George O'Grady applauds the Mena competition, while Ahmed al Musharrekh says initiative will bring more Arab youngsters to the game of golf.
New Tour will take UAE's amateurs to the next level
DUBAI //The Middle East and North Africa (Mena) Tour has been earmarked as a vehicle to realise the strong potential of golf in the region.
The tour is the brainchild of Mohamed Juma Buamaim, the chief executive of Golf in DUBAi, and each of the four events will feature 109 players, a mix of professionals and amateurs. The top three professionals and leading amateur after the completion of the fixtures will earn entry into next year's Dubai Desert Classic.
Amateur golfers must be playing off a handicap of one or below to be eligible to join the Tour or compete in tournaments, which will have a minimum prize fund of US$75,000 (Dh275,467) at every event. The tournaments will also carry world amateur ranking points. It is hoped the tournament will help bridge the gap in class between the region's amateurs and the game's professionals.
"The announcement of the Mena Tour, along with the Arab Golf Federation, will play a significant role in the development of the game for Arab nationals as well as expats," said George O'Grady, the chief executive of the European Tour.
"We support and encourage all these initiatives. This will provide the legacy for the game of golf. We applaud all the authorities and federations for their vision to see golf at the forefront of sport.

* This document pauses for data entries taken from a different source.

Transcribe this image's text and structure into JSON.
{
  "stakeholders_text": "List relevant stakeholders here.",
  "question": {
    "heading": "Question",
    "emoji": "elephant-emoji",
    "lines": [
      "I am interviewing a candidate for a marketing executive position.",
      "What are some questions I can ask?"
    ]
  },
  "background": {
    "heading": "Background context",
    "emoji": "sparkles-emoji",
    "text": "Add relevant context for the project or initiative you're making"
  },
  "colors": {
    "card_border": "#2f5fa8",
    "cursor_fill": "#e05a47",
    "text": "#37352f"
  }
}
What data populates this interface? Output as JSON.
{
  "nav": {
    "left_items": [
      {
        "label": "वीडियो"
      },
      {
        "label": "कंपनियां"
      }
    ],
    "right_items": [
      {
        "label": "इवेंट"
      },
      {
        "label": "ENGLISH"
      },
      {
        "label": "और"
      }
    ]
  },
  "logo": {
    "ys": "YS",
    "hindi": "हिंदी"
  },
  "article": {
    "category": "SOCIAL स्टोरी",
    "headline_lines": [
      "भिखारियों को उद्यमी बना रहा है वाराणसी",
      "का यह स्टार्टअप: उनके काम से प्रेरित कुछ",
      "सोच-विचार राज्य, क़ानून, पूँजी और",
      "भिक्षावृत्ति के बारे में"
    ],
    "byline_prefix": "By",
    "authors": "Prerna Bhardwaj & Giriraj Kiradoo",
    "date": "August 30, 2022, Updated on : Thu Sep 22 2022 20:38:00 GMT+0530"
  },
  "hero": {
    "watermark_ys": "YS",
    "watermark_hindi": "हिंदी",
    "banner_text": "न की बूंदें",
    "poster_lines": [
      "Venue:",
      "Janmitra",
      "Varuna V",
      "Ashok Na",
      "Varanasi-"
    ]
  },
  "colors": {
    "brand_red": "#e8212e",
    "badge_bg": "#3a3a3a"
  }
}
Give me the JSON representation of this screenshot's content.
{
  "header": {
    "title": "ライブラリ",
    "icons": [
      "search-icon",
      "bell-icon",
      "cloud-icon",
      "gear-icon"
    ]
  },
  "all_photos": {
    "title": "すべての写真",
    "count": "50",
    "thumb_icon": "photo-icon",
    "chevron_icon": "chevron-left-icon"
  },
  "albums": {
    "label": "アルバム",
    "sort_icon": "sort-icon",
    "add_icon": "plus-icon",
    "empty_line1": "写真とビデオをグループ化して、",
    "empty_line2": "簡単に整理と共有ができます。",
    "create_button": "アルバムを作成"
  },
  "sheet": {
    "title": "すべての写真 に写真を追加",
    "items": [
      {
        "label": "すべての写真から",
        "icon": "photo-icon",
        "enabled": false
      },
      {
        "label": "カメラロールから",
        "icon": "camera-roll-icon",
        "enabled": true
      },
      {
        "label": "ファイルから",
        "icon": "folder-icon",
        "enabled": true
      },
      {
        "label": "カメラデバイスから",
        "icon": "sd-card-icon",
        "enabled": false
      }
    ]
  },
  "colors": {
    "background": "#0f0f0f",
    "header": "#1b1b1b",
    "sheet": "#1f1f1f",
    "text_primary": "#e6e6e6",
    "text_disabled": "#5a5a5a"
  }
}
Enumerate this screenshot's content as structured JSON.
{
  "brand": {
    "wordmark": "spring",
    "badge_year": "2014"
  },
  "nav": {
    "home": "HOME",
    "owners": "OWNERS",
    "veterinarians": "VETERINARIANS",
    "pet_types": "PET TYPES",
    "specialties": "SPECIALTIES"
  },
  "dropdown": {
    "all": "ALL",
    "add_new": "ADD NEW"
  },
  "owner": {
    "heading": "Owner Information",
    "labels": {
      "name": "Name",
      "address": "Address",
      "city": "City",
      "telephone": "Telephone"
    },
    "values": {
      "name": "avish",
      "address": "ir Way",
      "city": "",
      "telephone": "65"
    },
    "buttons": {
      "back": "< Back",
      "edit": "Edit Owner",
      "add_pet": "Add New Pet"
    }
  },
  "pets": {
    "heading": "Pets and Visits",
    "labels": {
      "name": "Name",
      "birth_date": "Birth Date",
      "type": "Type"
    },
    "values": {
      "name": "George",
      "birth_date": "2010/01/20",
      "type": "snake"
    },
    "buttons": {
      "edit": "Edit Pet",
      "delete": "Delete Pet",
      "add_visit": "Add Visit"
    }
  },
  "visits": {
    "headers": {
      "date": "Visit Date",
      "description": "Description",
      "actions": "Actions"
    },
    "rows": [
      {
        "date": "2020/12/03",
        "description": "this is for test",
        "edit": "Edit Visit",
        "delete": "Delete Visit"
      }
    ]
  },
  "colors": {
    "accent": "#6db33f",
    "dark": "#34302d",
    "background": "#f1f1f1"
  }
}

"Already there are several outstanding amateur players - Khalid Yousuf, Ahmed al Musharrekh and Abdullah al Musharrekh," said O'Grady, speaking at KPMG Golf Business Forum in Dubai yesterday.
The Tour's leading professionals would be given invites to play in the European Tour's Desert Swing tournaments in Dubai, Abu Dhabi, Qatar and Bahrain. "The European Tour's presence in the region will continue as local players are developed and more people take up the game," O'Grady said.
Ahmed al Musharrekh agreed with O'Grady and believes the game will be taking a big leap forward with the introduction of the Mena Tour.
"Earlier, the golf players, especially the nationals, we did not have such opportunities," he said.
"Most of them played the game socially. This Tour will bring more youngsters into the game. Amateur golf will be much higher with the start of this Tour. So it is a big boost for golf in the Middle East and it will take it to the next level."
O'Grady also said that the Middle East was now getting the recognition it deserves as a golfing hub.
"I think it took a little time," he said. "People had to get over the big change of playing golf in the new areas such as Dubai. Now the fruits are coming through.
"You can see it here, there are more and more young nationals taking the game up. Every tournament we have, they have academies, they have coaching clinics and I think the word I would like to say is it provides inspiration for people to start playing the game."
The European Tour has had a presence in the country since 1989 when the Dubai Desert Classic was first held. The Emirates Golf Club was the only grass course in the country then.
Now, the UAE boasts 21 golf courses and this spurt, coupled with the economic downturn, has hurt business at most clubs, according to Chris White, the general manager of Aldar Golf. "Golf and any business, in any region, any country, has to be supply to demand related," he said.
"The economy over the last two years has been extremely challenging. But combined with that was the opening of four new golf courses in the last two years, Yas Island, Saadiyat and Earth and Fire.
"So not only were we going into a period of time when people were unsure about taking out a membership, but all of a sudden there were 72 new holes of golf to choose from.
"When we opened the Abu Dhabi Golf Club in 1999, we had 600 members in a heartbeat. Where we are right now, it's all about market share. Consumers have a lot more choice than they had in previous years."
Christopher May, the general manager of Dubai Golf, says clubs in Dubai have been able to withstand the economic downturn.
"Emirates Golf Club and the Dubai Creek Golf and Yacht Club are all built on established business models," May said. "They have been through the bad times but have survived because of a business model that works and because of their loyal members, guests and visitors."